This project has provided a unique way to reconnect with past knowledge and generate a different perspective of design that allows prophetic historical narratives to manifest into everyday life. The design results from testing the analysis tool are symbolic of the past and the future and encourage a deeper appreciation and understanding of landscape for Māori and Pākehā in Aotearoa.
Special thanks to:
Professor Paul Moon for expertise and valuable advice
Interview participants for their time, stories and opinions.
(1) Geertz, A. (1994). The invention of prophecy: Continuity and meaning in Hopi Indian religion. Berkeley: University of California Press.
(2) Geertz, A. (1994).
(3) Bhabha, H. (1994). The Location of Culture. London: Routledge.
(4) Graham, T. (2014). Occupying the Third Space: The location of cultural exchange. X-Section Journal, 4(Exchange), 8-11.
(5) New Zealand Government (1991). Resource Management Act. Retrieved from www.legislation.govt.nz/act/public/1991/0069/latest/DLM230265.html
(6) Clandinin, D. J. (Ed.). (2007). Handbook of narrative inquiry: Mapping a methodology. Thousand Oaks, CA: Sage
(7) Kāwharu, I.H (2001). Land and Identity in Tamaki: A Ngāti Whātua Perspective. Retrieved March 22, 2015, from https://www.aucklandmuseum.com/CMSPages/GetAzureFile.aspx?path=/aucklandmuseum/media/main/maori_culture/events_lectures/land_and_identity_lecture_notes.pdf.
(8) Simmons, D. R., & Graham, G. (1987). Maori Auckland. Auckland: Bush Press
(9) New Zealand Herald (2015). Retrieved from http://m.nzherald.co.nz/nz/news/article.cfm?c_id=1&objectid=11531531
(10) Hill, M. (2015). Hopes One Tree Hill will be replanted. Retrieved from http://www.stuff.co.nz/auckland/local-news/7061443/Hopes-One-Tree-Hill-will-be-replanted
(11) Amoamo, M., & Thompson, A. (2010). (re)Imaging Maori tourism: Representation and cultural hybridity in post-colonial New Zealand. Tourist Studies, 10(1), 35-55. doi: 10.1177/1468797610390989

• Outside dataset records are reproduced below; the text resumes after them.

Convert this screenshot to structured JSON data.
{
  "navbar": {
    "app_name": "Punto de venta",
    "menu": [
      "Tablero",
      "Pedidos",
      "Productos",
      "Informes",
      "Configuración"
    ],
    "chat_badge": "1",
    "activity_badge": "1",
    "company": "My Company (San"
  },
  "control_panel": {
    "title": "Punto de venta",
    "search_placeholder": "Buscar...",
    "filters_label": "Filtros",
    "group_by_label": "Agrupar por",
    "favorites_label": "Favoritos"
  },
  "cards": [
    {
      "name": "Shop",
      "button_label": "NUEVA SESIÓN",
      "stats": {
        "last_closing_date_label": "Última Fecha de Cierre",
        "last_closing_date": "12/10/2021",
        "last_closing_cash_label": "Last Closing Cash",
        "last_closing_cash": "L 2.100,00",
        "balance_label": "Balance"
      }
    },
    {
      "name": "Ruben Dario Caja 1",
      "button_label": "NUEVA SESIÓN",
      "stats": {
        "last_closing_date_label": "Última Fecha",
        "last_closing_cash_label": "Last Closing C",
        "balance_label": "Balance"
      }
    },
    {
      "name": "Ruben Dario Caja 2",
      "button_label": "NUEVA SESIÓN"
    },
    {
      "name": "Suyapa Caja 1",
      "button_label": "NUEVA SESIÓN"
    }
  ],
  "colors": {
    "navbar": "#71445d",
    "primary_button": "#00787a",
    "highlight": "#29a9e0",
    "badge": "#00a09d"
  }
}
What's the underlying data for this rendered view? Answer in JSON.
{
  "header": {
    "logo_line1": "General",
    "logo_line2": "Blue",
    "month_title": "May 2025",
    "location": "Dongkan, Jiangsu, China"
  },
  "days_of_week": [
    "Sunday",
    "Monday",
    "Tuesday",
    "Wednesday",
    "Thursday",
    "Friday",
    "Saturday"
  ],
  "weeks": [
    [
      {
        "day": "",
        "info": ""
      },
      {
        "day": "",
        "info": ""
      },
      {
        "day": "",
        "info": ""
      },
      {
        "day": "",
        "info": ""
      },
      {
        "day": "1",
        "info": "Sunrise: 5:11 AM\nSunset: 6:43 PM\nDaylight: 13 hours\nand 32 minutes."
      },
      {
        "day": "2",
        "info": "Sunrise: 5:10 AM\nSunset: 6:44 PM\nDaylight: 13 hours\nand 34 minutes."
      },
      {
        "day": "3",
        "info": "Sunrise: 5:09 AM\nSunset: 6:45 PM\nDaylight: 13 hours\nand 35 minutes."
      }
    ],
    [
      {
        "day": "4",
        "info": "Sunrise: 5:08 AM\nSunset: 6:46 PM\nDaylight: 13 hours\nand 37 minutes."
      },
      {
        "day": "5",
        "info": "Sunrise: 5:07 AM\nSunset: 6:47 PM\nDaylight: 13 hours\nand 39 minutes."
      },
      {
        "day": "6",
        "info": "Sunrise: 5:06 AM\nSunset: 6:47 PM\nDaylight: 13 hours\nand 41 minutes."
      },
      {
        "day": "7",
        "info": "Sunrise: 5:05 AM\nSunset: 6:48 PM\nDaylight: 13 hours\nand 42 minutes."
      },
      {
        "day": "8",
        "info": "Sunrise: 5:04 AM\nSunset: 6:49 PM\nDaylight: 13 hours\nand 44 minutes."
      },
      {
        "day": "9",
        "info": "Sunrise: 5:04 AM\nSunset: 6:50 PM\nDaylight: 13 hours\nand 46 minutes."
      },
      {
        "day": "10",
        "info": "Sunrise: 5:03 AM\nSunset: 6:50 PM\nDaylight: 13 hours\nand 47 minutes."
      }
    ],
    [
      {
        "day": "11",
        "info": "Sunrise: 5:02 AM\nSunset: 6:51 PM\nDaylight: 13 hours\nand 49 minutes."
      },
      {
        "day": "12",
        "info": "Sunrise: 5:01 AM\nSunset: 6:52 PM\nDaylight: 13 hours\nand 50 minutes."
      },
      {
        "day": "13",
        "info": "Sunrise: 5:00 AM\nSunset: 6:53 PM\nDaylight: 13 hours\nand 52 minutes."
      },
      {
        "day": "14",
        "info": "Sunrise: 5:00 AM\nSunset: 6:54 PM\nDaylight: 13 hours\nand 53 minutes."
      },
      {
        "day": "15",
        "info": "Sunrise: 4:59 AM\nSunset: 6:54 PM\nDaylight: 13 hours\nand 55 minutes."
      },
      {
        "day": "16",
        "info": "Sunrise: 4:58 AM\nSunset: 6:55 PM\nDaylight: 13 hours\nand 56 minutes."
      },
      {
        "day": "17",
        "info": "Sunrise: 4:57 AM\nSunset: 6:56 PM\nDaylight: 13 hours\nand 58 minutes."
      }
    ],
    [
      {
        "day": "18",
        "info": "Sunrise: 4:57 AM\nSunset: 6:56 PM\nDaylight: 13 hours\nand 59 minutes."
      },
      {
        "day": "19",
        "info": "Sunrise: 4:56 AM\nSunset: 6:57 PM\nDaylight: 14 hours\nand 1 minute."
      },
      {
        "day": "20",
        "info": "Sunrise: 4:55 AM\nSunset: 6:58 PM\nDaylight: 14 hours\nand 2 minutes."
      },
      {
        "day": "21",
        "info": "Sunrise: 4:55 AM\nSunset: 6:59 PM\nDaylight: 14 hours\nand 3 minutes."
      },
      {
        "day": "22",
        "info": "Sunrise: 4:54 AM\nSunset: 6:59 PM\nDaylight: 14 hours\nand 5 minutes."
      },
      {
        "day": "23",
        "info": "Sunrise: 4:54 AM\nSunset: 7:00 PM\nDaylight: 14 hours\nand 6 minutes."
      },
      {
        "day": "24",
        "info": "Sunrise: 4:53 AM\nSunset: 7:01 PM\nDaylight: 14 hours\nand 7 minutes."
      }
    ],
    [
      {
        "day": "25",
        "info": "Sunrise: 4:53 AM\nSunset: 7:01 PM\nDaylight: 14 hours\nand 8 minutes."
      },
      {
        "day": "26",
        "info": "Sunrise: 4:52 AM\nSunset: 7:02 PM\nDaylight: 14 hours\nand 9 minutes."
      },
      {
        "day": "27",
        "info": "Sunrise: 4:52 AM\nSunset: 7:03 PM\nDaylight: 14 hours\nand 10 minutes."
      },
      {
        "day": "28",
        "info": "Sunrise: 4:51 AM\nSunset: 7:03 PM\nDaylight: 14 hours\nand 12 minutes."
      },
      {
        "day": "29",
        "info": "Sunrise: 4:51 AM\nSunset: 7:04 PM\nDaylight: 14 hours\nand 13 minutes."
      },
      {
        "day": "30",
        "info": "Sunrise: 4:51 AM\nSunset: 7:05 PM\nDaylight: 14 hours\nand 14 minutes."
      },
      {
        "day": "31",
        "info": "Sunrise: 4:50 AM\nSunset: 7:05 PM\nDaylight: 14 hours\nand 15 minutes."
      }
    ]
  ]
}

(12) Auckland Council. (2015). Auckland Design Manual: Te Aranga Design PrinciplesRetrieved from http://www.aucklanddesignmanual.co.nz/design-thinking/maori-design/te_aranga_principles
(13) New Zealand Government. (1991).
(14) Bhabha, H. (1994).